■ **THE PROBLEM**:
Find the word "name" in the material below and gather every line that contains it.

■ **DATA EXTRACT**:
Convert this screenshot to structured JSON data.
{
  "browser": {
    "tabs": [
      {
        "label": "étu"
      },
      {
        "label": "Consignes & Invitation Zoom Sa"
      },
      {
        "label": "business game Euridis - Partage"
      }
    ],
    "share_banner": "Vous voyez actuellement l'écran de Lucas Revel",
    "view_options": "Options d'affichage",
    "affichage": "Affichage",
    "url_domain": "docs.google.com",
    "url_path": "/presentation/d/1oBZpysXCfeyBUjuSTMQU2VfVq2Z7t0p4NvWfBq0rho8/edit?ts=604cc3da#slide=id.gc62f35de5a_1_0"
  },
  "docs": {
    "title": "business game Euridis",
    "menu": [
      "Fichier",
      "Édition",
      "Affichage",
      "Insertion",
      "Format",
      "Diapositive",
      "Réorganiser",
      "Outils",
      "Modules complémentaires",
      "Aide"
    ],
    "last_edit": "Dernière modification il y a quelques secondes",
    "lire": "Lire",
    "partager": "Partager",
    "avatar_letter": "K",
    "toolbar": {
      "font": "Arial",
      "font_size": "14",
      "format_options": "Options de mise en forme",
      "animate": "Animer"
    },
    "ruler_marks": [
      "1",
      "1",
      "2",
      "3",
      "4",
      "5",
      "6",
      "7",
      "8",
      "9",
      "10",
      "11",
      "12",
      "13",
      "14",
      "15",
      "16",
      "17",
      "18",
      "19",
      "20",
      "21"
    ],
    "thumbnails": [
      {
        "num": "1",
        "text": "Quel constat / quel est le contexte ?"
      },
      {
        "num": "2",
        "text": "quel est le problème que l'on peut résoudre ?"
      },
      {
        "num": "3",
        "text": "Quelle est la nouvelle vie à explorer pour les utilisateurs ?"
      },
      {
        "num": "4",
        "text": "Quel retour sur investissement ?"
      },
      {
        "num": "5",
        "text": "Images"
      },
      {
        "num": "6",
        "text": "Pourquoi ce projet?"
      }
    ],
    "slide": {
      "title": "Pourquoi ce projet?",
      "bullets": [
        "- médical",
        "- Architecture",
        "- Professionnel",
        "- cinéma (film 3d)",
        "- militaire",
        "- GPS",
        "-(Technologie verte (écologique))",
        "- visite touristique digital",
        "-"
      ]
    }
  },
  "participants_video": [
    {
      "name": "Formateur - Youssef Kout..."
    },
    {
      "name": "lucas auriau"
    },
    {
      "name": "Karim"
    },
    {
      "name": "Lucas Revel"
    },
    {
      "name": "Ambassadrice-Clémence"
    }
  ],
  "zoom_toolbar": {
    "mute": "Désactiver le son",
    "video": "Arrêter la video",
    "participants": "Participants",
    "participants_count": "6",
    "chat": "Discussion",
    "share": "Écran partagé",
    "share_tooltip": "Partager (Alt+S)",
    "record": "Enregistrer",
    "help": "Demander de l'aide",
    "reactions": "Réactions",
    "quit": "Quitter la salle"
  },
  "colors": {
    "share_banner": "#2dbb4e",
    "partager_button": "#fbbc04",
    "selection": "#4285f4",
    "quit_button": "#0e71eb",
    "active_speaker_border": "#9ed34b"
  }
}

■ **ANSWER SPACE**:
      "name": "Formateur - Youssef Kout..."
      "name": "lucas auriau"
      "name": "Karim"
      "name": "Lucas Revel"
      "name": "Ambassadrice-Clémence"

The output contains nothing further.